Going for the Gold: "The Paralympics found me"

By Annemarie Blanco | July 02, 2015, 12:51 p.m. (ET)

Katie Holloway, pictured above in number 5, competes with Team USA at the 2012 Paralympic Games in London. 

Twice a week, Going for the Gold will highlight a member of Team USA’s Parapan American roster leading up to the games beginning on August 7. Features will take a deeper look at a member of each of the 14 Paralympic sports that the U.S. will compete in during the 2015 Parapan American Games, held in Toronto. The fourth installment spotlights sitting volleyball athlete Katie Holloway (Lake Stevens, Washington).

Katie Holloway is no stranger to the limelight. A star athlete in high school and four year Division I basketball player at California State – Northridge, her accolades are endless.

After years of playing able-bodied collegiate sports, Holloway stumbled upon an interest in sitting volleyball which changed her life forever.

“It’s funny I heard somebody say something about how the Paralympics found me,” gushed Holloway. “I think that’s true for a lot of people that I’ve met. That’s how it worked for me.”

After the appearance of the Paralympic volleyball team at her school, Holloway was invited out to a training camp.

“It was so different than anything I’d ever experienced before in sport and become therapeutic for me because I was always in able-bodied sports and not feeling myself. For me to play at the highest level in volleyball, it was kind of a natural fit and just felt right.”

Since the seasons took place during different times, Holloway was able to play both sports throughout her collegiate career with open arms from her coaches as a means of keeping her in shape. With a new found passion for volleyball and the ending of her NCAA eligibility, she moved to Oklahoma to purse the volleyball full time.

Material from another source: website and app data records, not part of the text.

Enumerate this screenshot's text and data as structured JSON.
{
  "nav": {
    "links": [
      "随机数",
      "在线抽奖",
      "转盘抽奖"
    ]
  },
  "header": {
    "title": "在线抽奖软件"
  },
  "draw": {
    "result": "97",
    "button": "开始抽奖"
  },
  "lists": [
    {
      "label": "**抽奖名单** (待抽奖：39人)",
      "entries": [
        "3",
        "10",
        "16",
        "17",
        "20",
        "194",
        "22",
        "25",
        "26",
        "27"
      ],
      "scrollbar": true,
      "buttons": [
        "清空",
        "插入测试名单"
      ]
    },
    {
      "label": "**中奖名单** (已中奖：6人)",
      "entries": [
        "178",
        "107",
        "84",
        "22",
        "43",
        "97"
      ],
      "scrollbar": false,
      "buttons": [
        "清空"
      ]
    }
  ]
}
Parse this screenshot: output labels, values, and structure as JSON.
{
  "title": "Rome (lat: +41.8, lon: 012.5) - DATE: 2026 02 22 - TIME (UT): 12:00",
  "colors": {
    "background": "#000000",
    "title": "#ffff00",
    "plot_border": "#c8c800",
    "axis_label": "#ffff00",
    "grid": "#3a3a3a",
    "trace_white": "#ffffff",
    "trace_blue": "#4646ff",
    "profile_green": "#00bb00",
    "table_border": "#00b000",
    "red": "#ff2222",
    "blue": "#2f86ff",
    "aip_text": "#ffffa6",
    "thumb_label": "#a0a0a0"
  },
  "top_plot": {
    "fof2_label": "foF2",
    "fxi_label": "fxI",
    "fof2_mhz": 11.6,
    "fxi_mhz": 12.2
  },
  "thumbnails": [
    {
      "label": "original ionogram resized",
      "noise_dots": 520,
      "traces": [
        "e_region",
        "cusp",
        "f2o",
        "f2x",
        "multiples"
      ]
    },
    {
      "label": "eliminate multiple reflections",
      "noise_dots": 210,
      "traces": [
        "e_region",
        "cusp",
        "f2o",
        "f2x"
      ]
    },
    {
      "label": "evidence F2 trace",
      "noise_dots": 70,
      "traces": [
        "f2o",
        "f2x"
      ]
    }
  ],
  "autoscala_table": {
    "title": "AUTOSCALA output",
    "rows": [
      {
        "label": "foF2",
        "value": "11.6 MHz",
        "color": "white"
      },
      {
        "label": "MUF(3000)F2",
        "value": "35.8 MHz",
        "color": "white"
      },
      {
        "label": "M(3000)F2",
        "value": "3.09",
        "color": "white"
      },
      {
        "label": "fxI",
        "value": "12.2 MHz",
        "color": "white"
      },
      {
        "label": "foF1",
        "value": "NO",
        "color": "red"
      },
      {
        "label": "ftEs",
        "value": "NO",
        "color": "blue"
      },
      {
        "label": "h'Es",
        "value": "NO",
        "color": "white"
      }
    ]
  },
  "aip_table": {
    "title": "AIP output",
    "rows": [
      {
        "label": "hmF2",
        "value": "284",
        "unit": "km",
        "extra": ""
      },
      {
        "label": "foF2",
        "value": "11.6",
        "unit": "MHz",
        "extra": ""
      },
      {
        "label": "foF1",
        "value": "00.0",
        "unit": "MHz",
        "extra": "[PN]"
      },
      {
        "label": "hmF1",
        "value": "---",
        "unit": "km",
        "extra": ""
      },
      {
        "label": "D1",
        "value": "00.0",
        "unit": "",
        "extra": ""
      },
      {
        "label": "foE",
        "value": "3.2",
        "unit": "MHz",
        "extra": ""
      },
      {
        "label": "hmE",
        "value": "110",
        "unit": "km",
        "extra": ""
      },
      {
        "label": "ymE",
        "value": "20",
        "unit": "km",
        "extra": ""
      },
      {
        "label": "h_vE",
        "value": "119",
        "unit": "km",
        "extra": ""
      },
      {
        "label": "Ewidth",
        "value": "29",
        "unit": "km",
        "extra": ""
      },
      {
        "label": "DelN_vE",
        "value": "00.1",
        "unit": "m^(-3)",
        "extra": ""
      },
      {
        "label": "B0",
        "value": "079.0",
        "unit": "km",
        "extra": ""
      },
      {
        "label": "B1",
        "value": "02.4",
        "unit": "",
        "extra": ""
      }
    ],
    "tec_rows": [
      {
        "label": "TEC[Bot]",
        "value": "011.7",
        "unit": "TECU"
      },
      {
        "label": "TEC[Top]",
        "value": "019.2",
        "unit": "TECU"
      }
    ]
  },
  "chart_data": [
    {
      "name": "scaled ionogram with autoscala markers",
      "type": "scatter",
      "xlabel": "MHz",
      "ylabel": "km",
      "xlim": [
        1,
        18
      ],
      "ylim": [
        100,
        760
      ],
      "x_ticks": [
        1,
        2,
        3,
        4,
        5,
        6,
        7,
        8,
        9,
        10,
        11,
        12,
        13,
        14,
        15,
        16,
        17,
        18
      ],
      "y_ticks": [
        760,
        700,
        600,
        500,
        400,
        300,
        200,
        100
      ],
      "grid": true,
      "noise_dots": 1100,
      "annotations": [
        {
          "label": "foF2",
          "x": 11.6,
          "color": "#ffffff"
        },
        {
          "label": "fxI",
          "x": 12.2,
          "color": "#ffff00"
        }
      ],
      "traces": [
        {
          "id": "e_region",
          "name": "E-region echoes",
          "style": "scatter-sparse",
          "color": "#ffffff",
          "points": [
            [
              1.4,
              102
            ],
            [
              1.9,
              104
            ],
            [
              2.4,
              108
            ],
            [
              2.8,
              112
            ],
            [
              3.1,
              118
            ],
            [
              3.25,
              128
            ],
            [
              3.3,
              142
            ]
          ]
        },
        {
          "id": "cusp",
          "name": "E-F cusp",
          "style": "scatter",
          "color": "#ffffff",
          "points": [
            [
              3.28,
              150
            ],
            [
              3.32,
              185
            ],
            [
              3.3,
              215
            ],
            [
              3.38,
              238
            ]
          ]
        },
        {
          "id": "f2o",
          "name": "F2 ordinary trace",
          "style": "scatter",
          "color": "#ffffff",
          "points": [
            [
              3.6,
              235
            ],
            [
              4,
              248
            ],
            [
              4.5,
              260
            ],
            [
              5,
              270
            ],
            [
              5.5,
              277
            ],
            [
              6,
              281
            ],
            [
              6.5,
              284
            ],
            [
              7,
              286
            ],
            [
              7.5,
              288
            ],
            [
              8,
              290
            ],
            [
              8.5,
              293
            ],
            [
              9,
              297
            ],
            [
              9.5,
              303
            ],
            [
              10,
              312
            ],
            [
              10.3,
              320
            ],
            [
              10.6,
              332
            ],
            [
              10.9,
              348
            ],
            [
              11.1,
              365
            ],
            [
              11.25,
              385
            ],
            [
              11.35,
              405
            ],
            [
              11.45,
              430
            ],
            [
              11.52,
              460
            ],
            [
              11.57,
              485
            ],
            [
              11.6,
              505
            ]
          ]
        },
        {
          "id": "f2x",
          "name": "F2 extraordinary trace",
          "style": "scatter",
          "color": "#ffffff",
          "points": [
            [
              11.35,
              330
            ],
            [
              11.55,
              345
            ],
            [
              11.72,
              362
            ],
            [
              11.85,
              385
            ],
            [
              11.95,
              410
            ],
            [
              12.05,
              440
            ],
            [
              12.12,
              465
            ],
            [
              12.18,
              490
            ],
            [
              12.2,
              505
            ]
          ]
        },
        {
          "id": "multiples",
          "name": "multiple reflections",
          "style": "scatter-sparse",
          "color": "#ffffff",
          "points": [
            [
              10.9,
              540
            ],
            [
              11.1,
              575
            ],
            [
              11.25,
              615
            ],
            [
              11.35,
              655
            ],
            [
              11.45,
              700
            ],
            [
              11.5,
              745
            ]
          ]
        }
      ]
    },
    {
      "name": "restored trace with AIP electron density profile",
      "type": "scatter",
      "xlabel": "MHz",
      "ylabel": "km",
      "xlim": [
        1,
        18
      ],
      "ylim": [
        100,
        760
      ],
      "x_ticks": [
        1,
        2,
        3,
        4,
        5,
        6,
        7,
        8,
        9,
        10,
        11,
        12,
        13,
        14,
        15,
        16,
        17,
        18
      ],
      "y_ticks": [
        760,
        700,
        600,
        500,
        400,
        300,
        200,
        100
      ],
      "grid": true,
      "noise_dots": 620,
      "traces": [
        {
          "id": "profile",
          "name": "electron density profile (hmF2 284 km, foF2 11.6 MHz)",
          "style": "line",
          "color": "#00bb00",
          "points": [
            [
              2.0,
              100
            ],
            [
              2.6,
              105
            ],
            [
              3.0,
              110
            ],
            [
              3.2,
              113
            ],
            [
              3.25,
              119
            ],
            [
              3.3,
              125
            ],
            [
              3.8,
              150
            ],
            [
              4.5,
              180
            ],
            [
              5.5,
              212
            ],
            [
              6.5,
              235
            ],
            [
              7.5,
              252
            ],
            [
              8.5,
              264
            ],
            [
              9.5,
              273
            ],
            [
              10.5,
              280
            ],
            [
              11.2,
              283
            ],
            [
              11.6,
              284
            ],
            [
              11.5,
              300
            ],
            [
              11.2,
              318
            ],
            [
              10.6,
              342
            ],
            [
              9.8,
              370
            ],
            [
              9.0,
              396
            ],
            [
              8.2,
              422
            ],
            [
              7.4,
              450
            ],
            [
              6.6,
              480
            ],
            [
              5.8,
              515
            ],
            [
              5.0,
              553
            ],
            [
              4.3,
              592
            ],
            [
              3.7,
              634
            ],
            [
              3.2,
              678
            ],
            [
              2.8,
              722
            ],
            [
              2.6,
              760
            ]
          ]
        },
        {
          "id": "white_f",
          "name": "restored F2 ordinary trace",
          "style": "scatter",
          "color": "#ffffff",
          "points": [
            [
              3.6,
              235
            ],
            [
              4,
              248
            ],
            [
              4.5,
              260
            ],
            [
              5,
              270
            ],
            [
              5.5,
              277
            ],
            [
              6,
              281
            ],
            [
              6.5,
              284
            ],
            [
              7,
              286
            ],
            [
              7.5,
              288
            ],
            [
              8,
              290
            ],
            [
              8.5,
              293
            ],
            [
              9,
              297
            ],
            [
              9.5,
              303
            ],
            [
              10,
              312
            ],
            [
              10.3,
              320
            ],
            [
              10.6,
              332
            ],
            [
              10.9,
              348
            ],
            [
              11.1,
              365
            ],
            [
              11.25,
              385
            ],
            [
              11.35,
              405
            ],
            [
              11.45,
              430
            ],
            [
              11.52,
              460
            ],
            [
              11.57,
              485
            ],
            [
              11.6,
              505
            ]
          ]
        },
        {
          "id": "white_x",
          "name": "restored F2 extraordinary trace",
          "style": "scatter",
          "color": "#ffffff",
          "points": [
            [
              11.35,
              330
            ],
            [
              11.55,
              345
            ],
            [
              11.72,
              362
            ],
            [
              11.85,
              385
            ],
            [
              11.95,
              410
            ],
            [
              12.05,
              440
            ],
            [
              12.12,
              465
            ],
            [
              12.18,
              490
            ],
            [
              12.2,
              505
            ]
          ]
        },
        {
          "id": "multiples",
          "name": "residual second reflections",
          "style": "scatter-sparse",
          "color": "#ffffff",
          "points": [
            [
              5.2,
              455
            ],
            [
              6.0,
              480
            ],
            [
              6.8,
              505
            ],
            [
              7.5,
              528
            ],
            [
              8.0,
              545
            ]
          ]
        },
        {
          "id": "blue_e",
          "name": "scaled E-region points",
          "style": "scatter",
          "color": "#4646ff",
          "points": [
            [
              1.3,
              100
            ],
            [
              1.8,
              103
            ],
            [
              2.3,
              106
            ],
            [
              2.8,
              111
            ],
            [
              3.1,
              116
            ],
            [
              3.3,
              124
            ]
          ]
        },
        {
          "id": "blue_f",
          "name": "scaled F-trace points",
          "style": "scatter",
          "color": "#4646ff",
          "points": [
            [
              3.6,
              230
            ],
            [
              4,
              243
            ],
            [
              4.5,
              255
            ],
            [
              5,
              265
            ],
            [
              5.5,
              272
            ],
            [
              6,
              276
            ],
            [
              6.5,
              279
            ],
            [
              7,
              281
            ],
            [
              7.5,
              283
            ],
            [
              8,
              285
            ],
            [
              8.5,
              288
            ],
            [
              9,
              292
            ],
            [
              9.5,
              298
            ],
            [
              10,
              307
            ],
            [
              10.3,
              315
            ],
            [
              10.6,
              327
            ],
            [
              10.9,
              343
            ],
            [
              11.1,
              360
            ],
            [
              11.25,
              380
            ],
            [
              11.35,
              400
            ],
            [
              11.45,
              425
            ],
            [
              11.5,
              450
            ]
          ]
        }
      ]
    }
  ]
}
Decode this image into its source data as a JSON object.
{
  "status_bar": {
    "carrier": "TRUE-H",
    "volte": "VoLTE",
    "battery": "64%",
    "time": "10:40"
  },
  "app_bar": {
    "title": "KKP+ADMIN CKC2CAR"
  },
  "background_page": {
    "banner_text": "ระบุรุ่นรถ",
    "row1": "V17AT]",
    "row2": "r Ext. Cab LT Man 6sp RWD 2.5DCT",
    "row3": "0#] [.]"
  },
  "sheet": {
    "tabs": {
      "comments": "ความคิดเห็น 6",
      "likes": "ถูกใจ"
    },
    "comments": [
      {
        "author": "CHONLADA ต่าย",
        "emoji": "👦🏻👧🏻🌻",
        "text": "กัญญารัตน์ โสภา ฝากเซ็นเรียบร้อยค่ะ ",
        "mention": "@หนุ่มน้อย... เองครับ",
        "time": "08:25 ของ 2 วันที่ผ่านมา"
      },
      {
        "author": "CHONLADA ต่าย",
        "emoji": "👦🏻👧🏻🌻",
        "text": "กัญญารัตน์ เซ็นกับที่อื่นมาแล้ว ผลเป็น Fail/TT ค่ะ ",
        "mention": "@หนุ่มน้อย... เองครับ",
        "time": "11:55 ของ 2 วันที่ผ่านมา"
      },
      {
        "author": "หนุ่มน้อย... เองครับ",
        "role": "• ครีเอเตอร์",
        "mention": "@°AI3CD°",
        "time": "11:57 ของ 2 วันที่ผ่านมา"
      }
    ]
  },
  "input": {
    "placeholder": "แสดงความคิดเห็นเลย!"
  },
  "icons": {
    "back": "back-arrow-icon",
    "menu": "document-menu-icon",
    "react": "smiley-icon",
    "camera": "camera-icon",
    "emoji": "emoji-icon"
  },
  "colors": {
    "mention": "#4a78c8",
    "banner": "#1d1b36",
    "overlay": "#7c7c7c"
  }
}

Looking back, Holloway still attributes much of her Paralympic success to what she learned from her time competing in basketball. 

“My college experience was a huge foundation that provided me the ability to see how much mentally I can take,” said Holloway. “They push you to the most physical extent that you can go, which then in turn pushes you mentally. The lesson I learned from college really set the foundation for the capacity of how much mentally I could take, in sports, in life and my character.

Now, the two-time Paralympic silver medalist is taking on another role, one of a leader as her team heads into the Toronto 2015 Parapan American Games this August.

“I’m always striving to better myself and be aware of what it is I’m capable of, so in a sense I feel like it’s somewhat natural for me to push for that leadership role,” said Holloway. “It’s interesting the team keeps getting younger, but we keep getting better. The more we can learn and grow together as a team the better and that starts with a mixture of leadership from our coaching staff and veterans on the team. Because we have such big age differences, it’s not necessarily an easy task. I’ve been on the team; I’m experienced from going to a few games so I think people naturally look to that.”

For Holloway, the road to greatness hasn’t always been an easy one. A shattered marriage between her parents and the loss of loved ones made it hard for her to keep strong bonds with teammates.

“In 2010, I was in a very upsetting place during our world championships and I took it out a lot on my team,” Holloway explained. “It was really hard for me emotionally during that time to mentally give everything to my team.”

“I feel like my family had been my rock through college and when my parents got divorced, it felt like I lost that a little bit. It took the next year or two to build back the trust from my own team and to let them know I’m not in that bad place, it’s getting better and I’m not going to take it out on them anymore.”

Having that experience in her past has made Holloway dedicated to making sure a similar situation never arises again. For now, Holloway’s first focus lies in aiding her team to use Toronto as a building block for the upcoming Rio 2016 Paralympic Games.

“Because we qualified so early, we need to focus on Toronto as an opportunity for us to get better and take advantage of how strong we can actually play as a team together,” said Holloway. “We can really look at it as a stepping stone to getting to know who we are as a team.”

When’s she’s not training or working full time as a recreational therapist, Holloway is also helping to bringing the Paralympic Movement to the forefront of American culture.

“We have a lot of ground to cover as far as making sure people are aware year round and not just on our Olympic/Paralympic years,” Holloway explained. “One of the biggest things I’m learning as I come closer to the movement is the importance of taking a step back to look at the bigger picture.”

“Our sponsors are really the ones that are making and creating awareness around the Paralympics specifically. It’s not necessarily their job, but I don’t think they realize how much power they do have as far as getting the brand out to who we are as athletes. I’m excited about how many great sponsors out there deciding to activate on the Paralympic side. I’m looking forward to see how much that grows in Rio.”

Parapan American sitting volleyball competitions will be held at the Parapan Am Aquatics Center and Field House beginning on Saturday, August 8 and concluding on Friday, August 14. The U.S. roster includes Paralympians Kari Miller, Kaleo Kanahele and Heather Erickson. For more information on the upcoming Parapan American Games visit Toronto2015.org.